Get the newsletter · 2018 essays (PDF) · Featured · Recent

How to tell the difference between eyeball companies

I recently wrote on the difference between Eyeball companies versus revenue companies.

I’ve been thinking about the issue of "eyeball companies" AKA companies with lots of users without any revenue. First off, if you have one right now, good for you :) Right now those companies are worth a lot of money, as old media companies are still trying to figure out what to do with this whole Internet thing.

Ultimately, I’d evaluate the future success of eyeball companies according to the following criteria:

First, the basics..

  • Have they proven users love it? (100k+ users is good)
  • Will additional growth be cheap/viral or expensive? (>50% growth M/M is good)

Then, the interesting strategic questions:

  • Are they doing something for free that someone else is doing for $$$?
  • Are they taking "attention" from another big, ad-based platform?

The first two I won’t address in much detail, except to say that you’re not an eyeball company until you have eyeballs :) But the second two are interesting questions in the sense that the public markets aren’t open right now, so you need someone to step up and pay a LOT of money to take you out, if you’re VC-backed.

Because of this, you basically have the big Internet conglomerates (AOL, Google, Yahoo, Microsoft, IAC, and FIM) and old media companies to turn to, in terms of an exit. You ultimately have to look at their businesses and figure out if you’re doing something strategically interesting enough to them. So to reiterate, if you are doing something related to internet radio, video, calling, etc., you pose a disruptive innovation to big companies.

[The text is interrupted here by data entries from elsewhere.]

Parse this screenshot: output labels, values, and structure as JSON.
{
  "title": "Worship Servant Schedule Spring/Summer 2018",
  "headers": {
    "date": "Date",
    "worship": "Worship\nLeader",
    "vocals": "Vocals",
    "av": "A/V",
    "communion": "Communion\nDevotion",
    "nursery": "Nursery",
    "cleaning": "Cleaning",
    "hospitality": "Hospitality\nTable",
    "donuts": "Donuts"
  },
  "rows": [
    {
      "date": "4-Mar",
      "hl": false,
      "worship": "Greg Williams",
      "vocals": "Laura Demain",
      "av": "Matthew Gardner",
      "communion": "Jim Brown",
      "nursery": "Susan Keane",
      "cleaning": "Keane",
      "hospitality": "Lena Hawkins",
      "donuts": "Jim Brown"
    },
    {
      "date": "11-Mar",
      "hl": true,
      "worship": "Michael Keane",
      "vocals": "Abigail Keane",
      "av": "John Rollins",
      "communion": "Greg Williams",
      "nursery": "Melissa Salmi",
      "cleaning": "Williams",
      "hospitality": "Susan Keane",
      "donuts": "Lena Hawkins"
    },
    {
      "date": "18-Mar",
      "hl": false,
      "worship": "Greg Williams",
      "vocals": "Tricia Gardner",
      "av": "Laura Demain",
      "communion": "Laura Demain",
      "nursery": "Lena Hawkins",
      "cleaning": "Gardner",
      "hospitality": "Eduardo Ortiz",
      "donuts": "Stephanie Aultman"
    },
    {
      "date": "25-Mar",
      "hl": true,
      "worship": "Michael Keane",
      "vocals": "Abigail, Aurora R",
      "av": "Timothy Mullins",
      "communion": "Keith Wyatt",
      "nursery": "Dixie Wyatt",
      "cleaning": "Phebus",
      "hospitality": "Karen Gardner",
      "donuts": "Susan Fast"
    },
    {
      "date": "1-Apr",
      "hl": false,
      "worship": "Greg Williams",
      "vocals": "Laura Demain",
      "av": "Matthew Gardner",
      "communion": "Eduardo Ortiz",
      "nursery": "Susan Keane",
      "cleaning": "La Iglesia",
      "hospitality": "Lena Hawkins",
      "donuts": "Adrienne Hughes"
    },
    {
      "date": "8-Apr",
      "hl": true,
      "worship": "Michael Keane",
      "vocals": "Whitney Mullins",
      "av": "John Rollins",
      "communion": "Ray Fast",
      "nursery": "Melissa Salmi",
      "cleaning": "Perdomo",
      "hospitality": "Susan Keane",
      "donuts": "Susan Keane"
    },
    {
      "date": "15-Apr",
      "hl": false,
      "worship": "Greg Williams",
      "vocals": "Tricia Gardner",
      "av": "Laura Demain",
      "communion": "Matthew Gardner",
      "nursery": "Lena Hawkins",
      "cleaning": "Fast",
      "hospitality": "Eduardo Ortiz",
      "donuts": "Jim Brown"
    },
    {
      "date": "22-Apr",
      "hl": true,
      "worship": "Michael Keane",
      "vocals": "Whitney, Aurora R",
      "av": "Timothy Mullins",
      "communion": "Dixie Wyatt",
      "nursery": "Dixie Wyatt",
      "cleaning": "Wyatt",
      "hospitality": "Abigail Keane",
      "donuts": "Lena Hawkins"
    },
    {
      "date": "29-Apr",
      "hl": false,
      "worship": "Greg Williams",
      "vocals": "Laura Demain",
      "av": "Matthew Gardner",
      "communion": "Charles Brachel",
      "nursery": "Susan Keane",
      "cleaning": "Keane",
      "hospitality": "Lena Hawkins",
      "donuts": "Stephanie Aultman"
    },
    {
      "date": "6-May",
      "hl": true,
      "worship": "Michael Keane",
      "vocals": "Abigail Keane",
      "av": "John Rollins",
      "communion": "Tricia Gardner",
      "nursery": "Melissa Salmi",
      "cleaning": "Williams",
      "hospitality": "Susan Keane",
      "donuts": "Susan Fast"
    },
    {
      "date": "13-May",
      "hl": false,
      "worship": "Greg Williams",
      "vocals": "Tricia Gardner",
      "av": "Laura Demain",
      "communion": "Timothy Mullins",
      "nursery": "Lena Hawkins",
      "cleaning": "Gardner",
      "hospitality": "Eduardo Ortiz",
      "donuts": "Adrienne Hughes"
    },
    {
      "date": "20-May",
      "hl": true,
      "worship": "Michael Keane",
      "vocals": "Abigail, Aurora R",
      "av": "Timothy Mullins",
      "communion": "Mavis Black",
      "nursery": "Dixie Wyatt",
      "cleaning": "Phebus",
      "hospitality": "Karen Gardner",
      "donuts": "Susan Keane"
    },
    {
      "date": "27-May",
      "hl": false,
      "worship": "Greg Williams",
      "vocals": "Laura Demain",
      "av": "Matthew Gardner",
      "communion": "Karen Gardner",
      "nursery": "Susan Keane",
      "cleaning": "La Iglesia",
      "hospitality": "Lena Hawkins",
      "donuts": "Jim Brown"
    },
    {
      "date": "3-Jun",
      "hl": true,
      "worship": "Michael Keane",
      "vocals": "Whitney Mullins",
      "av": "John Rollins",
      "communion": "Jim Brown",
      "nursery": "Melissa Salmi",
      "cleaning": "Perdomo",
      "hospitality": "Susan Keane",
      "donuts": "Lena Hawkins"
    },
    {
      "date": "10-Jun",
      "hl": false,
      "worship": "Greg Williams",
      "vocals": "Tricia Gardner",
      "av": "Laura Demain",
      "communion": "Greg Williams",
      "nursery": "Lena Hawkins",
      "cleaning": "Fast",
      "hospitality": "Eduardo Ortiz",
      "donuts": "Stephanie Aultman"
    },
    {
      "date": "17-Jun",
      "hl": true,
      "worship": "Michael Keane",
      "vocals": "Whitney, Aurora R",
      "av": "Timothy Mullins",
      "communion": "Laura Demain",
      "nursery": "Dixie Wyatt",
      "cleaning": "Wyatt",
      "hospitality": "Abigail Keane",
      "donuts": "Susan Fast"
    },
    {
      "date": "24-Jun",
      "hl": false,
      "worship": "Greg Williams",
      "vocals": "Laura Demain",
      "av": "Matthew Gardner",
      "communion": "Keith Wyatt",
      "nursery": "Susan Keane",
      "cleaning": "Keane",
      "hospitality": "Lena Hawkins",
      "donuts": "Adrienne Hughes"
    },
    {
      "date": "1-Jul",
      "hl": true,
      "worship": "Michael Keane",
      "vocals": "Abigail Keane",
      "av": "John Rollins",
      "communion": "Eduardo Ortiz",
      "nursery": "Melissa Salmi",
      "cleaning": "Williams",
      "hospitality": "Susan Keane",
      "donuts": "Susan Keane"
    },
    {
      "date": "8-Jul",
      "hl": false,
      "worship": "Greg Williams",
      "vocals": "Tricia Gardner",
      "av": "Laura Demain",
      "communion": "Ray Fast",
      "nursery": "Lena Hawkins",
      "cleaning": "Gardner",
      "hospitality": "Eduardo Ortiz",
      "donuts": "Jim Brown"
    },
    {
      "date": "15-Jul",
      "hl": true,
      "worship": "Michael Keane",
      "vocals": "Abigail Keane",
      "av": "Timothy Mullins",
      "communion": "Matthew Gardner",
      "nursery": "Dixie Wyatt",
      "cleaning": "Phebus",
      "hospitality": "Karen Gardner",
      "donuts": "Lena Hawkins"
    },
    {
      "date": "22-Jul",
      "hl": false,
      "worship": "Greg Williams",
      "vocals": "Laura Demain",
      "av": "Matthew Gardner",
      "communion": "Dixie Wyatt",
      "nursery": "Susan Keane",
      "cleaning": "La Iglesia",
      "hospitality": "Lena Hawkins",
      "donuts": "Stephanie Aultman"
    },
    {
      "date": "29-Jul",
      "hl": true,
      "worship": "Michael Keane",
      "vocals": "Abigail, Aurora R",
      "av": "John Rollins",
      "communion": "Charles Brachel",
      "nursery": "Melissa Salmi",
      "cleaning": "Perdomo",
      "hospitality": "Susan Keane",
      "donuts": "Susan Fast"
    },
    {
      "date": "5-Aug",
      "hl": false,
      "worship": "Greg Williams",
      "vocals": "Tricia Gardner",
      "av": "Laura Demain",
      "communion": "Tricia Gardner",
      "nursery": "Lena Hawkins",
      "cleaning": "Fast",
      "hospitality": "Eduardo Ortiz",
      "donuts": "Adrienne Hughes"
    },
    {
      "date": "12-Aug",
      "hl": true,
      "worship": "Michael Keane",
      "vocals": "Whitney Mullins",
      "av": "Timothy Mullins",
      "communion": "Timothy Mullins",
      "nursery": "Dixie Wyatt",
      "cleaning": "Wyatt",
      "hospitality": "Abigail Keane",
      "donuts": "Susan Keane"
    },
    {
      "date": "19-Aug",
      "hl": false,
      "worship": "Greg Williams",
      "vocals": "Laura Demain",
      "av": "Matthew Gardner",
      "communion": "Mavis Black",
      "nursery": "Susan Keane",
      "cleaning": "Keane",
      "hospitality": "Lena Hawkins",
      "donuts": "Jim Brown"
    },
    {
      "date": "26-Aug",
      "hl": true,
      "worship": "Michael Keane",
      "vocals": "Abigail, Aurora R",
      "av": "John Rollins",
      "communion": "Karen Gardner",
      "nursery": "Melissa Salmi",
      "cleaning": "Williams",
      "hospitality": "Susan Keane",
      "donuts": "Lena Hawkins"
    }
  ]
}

Other people make a  lot of money from that, and they will get nervous if you get really big. They will probably think about buying you if you get really big, either for themselves or to keep you away from a competitor.

However, if you are an eyeball company that has a lot of users that no one cares about – and I don’t want to do any finger-pointing but I have my ideas – then even if you get big, no one will get too excited about what you are doing.

Just my quick theory looking back at Skype, MySpace, YouTube, and such.

PS. Get new updates/analysis on tech and startups

I write a high-quality, weekly newsletter covering what's happening in Silicon Valley, focused on startups, marketing, and mobile.